* **Task objective**
Return every entry exactly.

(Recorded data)
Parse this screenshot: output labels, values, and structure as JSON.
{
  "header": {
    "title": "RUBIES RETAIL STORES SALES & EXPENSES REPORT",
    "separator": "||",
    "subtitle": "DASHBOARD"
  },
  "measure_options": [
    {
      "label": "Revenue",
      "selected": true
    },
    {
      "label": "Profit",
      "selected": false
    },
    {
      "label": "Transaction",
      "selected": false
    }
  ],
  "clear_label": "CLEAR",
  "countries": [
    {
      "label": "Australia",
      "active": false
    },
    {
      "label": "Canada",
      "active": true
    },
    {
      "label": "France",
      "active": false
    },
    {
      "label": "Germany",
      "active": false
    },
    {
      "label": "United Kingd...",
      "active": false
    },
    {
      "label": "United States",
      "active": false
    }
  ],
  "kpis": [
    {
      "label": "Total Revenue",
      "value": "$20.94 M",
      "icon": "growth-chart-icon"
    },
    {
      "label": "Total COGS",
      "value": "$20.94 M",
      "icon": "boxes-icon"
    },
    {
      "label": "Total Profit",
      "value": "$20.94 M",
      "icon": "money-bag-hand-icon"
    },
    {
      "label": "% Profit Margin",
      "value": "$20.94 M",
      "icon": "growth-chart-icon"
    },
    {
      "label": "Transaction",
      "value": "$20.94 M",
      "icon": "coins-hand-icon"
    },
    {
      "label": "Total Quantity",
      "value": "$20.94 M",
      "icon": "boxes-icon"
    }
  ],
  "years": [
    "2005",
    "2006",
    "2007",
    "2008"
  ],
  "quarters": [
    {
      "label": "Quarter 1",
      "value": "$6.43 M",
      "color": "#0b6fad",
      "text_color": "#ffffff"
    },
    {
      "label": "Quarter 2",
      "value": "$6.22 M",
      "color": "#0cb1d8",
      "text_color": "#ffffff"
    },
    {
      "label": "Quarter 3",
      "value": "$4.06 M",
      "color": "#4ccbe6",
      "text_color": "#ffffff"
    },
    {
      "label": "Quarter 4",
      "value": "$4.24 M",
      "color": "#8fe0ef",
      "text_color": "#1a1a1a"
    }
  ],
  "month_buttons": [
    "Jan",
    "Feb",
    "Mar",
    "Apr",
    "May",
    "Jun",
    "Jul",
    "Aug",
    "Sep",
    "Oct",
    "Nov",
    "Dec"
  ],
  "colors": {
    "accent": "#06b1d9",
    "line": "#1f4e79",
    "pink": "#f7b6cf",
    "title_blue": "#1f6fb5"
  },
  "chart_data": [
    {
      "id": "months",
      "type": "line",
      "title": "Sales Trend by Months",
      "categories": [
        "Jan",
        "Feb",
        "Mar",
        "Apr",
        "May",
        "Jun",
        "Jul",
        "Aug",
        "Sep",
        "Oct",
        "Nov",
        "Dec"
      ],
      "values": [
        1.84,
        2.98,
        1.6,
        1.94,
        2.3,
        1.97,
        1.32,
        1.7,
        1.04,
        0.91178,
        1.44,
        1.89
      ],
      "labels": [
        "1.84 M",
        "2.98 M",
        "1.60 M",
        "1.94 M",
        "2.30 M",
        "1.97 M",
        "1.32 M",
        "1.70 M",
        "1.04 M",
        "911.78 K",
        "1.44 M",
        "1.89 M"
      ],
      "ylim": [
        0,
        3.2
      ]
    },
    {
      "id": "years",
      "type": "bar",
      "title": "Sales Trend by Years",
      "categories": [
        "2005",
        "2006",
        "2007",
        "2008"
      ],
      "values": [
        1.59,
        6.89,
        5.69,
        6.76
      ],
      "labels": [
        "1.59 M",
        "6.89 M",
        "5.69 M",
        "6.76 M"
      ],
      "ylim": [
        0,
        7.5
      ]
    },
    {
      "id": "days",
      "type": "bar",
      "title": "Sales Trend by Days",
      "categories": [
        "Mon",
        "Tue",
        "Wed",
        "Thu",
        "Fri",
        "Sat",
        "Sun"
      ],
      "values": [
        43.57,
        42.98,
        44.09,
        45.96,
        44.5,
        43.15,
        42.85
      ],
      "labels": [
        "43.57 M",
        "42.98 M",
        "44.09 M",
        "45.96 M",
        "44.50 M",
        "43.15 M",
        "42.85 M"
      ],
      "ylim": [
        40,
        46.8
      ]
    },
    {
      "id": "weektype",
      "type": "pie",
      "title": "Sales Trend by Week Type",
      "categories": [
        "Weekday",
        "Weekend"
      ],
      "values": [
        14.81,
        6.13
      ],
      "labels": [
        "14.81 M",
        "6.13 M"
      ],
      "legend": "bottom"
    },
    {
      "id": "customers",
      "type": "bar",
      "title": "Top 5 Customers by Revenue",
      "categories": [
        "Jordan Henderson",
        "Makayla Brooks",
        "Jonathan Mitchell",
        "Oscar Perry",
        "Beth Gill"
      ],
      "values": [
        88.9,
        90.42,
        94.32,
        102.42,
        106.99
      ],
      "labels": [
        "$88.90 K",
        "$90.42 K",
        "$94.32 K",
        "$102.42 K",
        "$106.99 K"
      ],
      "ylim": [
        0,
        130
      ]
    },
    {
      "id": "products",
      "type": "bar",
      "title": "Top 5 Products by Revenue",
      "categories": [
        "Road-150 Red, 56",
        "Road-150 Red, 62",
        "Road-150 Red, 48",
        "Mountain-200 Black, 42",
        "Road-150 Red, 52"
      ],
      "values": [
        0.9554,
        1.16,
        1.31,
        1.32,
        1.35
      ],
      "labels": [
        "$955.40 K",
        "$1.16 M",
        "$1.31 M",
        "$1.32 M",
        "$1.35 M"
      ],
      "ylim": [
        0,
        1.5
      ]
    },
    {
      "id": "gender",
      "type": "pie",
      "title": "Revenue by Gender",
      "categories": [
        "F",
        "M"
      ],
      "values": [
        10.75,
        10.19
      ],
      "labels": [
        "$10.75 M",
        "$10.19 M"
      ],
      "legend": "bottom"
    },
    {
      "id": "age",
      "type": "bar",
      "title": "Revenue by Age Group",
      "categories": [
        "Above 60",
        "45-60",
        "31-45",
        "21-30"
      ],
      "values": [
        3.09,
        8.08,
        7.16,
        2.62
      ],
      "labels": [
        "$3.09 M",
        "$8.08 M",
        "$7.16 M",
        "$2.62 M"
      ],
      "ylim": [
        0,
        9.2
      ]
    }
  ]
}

* **Expected answer**
Parse this screenshot: output labels, values, and structure as JSON.
{
  "header": {
    "title": "RUBIES RETAIL STORES SALES & EXPENSES REPORT",
    "separator": "||",
    "subtitle": "DASHBOARD"
  },
  "measure_options": [
    {
      "label": "Revenue",
      "selected": true
    },
    {
      "label": "Profit",
      "selected": false
    },
    {
      "label": "Transaction",
      "selected": false
    }
  ],
  "clear_label": "CLEAR",
  "countries": [
    {
      "label": "Australia",
      "active": false
    },
    {
      "label": "Canada",
      "active": true
    },
    {
      "label": "France",
      "active": false
    },
    {
      "label": "Germany",
      "active": false
    },
    {
      "label": "United Kingd...",
      "active": false
    },
    {
      "label": "United States",
      "active": false
    }
  ],
  "kpis": [
    {
      "label": "Total Revenue",
      "value": "$20.94 M",
      "icon": "growth-chart-icon"
    },
    {
      "label": "Total COGS",
      "value": "$20.94 M",
      "icon": "boxes-icon"
    },
    {
      "label": "Total Profit",
      "value": "$20.94 M",
      "icon": "money-bag-hand-icon"
    },
    {
      "label": "% Profit Margin",
      "value": "$20.94 M",
      "icon": "growth-chart-icon"
    },
    {
      "label": "Transaction",
      "value": "$20.94 M",
      "icon": "coins-hand-icon"
    },
    {
      "label": "Total Quantity",
      "value": "$20.94 M",
      "icon": "boxes-icon"
    }
  ],
  "years": [
    "2005",
    "2006",
    "2007",
    "2008"
  ],
  "quarters": [
    {
      "label": "Quarter 1",
      "value": "$6.43 M",
      "color": "#0b6fad",
      "text_color": "#ffffff"
    },
    {
      "label": "Quarter 2",
      "value": "$6.22 M",
      "color": "#0cb1d8",
      "text_color": "#ffffff"
    },
    {
      "label": "Quarter 3",
      "value": "$4.06 M",
      "color": "#4ccbe6",
      "text_color": "#ffffff"
    },
    {
      "label": "Quarter 4",
      "value": "$4.24 M",
      "color": "#8fe0ef",
      "text_color": "#1a1a1a"
    }
  ],
  "month_buttons": [
    "Jan",
    "Feb",
    "Mar",
    "Apr",
    "May",
    "Jun",
    "Jul",
    "Aug",
    "Sep",
    "Oct",
    "Nov",
    "Dec"
  ],
  "colors": {
    "accent": "#06b1d9",
    "line": "#1f4e79",
    "pink": "#f7b6cf",
    "title_blue": "#1f6fb5"
  },
  "chart_data": [
    {
      "id": "months",
      "type": "line",
      "title": "Sales Trend by Months",
      "categories": [
        "Jan",
        "Feb",
        "Mar",
        "Apr",
        "May",
        "Jun",
        "Jul",
        "Aug",
        "Sep",
        "Oct",
        "Nov",
        "Dec"
      ],
      "values": [
        1.84,
        2.98,
        1.6,
        1.94,
        2.3,
        1.97,
        1.32,
        1.7,
        1.04,
        0.91178,
        1.44,
        1.89
      ],
      "labels": [
        "1.84 M",
        "2.98 M",
        "1.60 M",
        "1.94 M",
        "2.30 M",
        "1.97 M",
        "1.32 M",
        "1.70 M",
        "1.04 M",
        "911.78 K",
        "1.44 M",
        "1.89 M"
      ],
      "ylim": [
        0,
        3.2
      ]
    },
    {
      "id": "years",
      "type": "bar",
      "title": "Sales Trend by Years",
      "categories": [
        "2005",
        "2006",
        "2007",
        "2008"
      ],
      "values": [
        1.59,
        6.89,
        5.69,
        6.76
      ],
      "labels": [
        "1.59 M",
        "6.89 M",
        "5.69 M",
        "6.76 M"
      ],
      "ylim": [
        0,
        7.5
      ]
    },
    {
      "id": "days",
      "type": "bar",
      "title": "Sales Trend by Days",
      "categories": [
        "Mon",
        "Tue",
        "Wed",
        "Thu",
        "Fri",
        "Sat",
        "Sun"
      ],
      "values": [
        43.57,
        42.98,
        44.09,
        45.96,
        44.5,
        43.15,
        42.85
      ],
      "labels": [
        "43.57 M",
        "42.98 M",
        "44.09 M",
        "45.96 M",
        "44.50 M",
        "43.15 M",
        "42.85 M"
      ],
      "ylim": [
        40,
        46.8
      ]
    },
    {
      "id": "weektype",
      "type": "pie",
      "title": "Sales Trend by Week Type",
      "categories": [
        "Weekday",
        "Weekend"
      ],
      "values": [
        14.81,
        6.13
      ],
      "labels": [
        "14.81 M",
        "6.13 M"
      ],
      "legend": "bottom"
    },
    {
      "id": "customers",
      "type": "bar",
      "title": "Top 5 Customers by Revenue",
      "categories": [
        "Jordan Henderson",
        "Makayla Brooks",
        "Jonathan Mitchell",
        "Oscar Perry",
        "Beth Gill"
      ],
      "values": [
        88.9,
        90.42,
        94.32,
        102.42,
        106.99
      ],
      "labels": [
        "$88.90 K",
        "$90.42 K",
        "$94.32 K",
        "$102.42 K",
        "$106.99 K"
      ],
      "ylim": [
        0,
        130
      ]
    },
    {
      "id": "products",
      "type": "bar",
      "title": "Top 5 Products by Revenue",
      "categories": [
        "Road-150 Red, 56",
        "Road-150 Red, 62",
        "Road-150 Red, 48",
        "Mountain-200 Black, 42",
        "Road-150 Red, 52"
      ],
      "values": [
        0.9554,
        1.16,
        1.31,
        1.32,
        1.35
      ],
      "labels": [
        "$955.40 K",
        "$1.16 M",
        "$1.31 M",
        "$1.32 M",
        "$1.35 M"
      ],
      "ylim": [
        0,
        1.5
      ]
    },
    {
      "id": "gender",
      "type": "pie",
      "title": "Revenue by Gender",
      "categories": [
        "F",
        "M"
      ],
      "values": [
        10.75,
        10.19
      ],
      "labels": [
        "$10.75 M",
        "$10.19 M"
      ],
      "legend": "bottom"
    },
    {
      "id": "age",
      "type": "bar",
      "title": "Revenue by Age Group",
      "categories": [
        "Above 60",
        "45-60",
        "31-45",
        "21-30"
      ],
      "values": [
        3.09,
        8.08,
        7.16,
        2.62
      ],
      "labels": [
        "$3.09 M",
        "$8.08 M",
        "$7.16 M",
        "$2.62 M"
      ],
      "ylim": [
        0,
        9.2
      ]
    }
  ]
}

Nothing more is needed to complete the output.